▶ **What to produce**
Images are to be excluded from the copy, and the records below reproduced word for word.

▶ **Data extracts**

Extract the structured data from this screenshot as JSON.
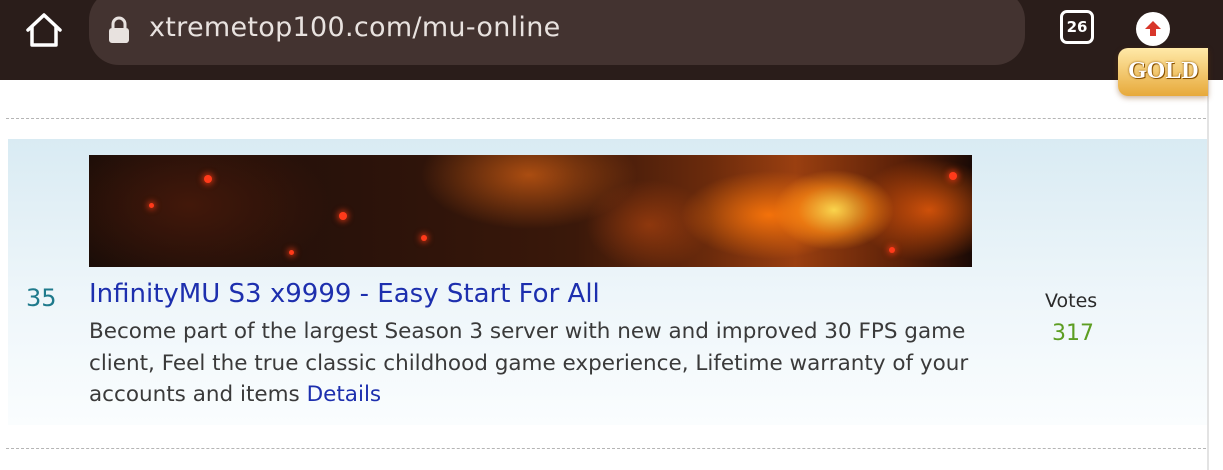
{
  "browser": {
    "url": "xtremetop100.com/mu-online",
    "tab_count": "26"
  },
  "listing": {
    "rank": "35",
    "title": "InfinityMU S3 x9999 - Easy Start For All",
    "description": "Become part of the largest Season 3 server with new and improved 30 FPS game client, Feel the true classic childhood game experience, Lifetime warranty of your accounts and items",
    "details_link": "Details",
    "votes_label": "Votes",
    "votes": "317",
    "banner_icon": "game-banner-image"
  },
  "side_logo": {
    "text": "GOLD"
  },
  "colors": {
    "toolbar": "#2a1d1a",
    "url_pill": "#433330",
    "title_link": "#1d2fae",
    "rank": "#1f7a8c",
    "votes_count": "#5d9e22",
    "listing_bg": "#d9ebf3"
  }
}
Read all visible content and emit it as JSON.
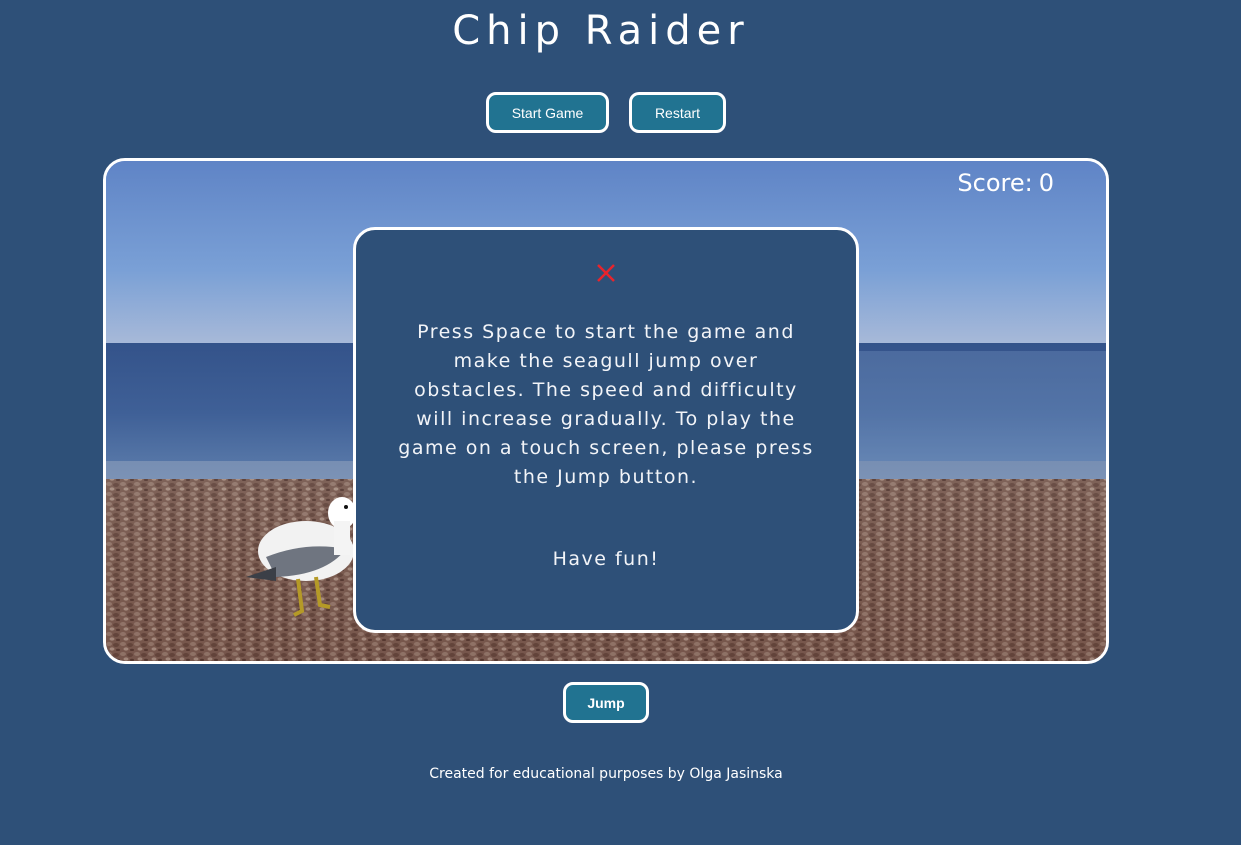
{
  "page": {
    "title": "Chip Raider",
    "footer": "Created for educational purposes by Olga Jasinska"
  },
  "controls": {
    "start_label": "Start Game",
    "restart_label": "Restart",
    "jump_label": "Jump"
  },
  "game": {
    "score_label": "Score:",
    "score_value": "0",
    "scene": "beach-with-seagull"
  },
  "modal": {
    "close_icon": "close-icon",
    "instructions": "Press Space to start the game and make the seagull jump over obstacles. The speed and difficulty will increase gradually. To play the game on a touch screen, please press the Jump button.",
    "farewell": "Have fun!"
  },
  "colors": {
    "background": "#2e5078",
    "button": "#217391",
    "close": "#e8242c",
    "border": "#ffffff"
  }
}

▶ **Answer box**
Extract the structured data from this screenshot as JSON.
{
  "browser": {
    "url": "xtremetop100.com/mu-online",
    "tab_count": "26"
  },
  "listing": {
    "rank": "35",
    "title": "InfinityMU S3 x9999 - Easy Start For All",
    "description": "Become part of the largest Season 3 server with new and improved 30 FPS game client, Feel the true classic childhood game experience, Lifetime warranty of your accounts and items",
    "details_link": "Details",
    "votes_label": "Votes",
    "votes": "317",
    "banner_icon": "game-banner-image"
  },
  "side_logo": {
    "text": "GOLD"
  },
  "colors": {
    "toolbar": "#2a1d1a",
    "url_pill": "#433330",
    "title_link": "#1d2fae",
    "rank": "#1f7a8c",
    "votes_count": "#5d9e22",
    "listing_bg": "#d9ebf3"
  }
}
Read all visible content and emit it as JSON.
{
  "page": {
    "title": "Chip Raider",
    "footer": "Created for educational purposes by Olga Jasinska"
  },
  "controls": {
    "start_label": "Start Game",
    "restart_label": "Restart",
    "jump_label": "Jump"
  },
  "game": {
    "score_label": "Score:",
    "score_value": "0",
    "scene": "beach-with-seagull"
  },
  "modal": {
    "close_icon": "close-icon",
    "instructions": "Press Space to start the game and make the seagull jump over obstacles. The speed and difficulty will increase gradually. To play the game on a touch screen, please press the Jump button.",
    "farewell": "Have fun!"
  },
  "colors": {
    "background": "#2e5078",
    "button": "#217391",
    "close": "#e8242c",
    "border": "#ffffff"
  }
}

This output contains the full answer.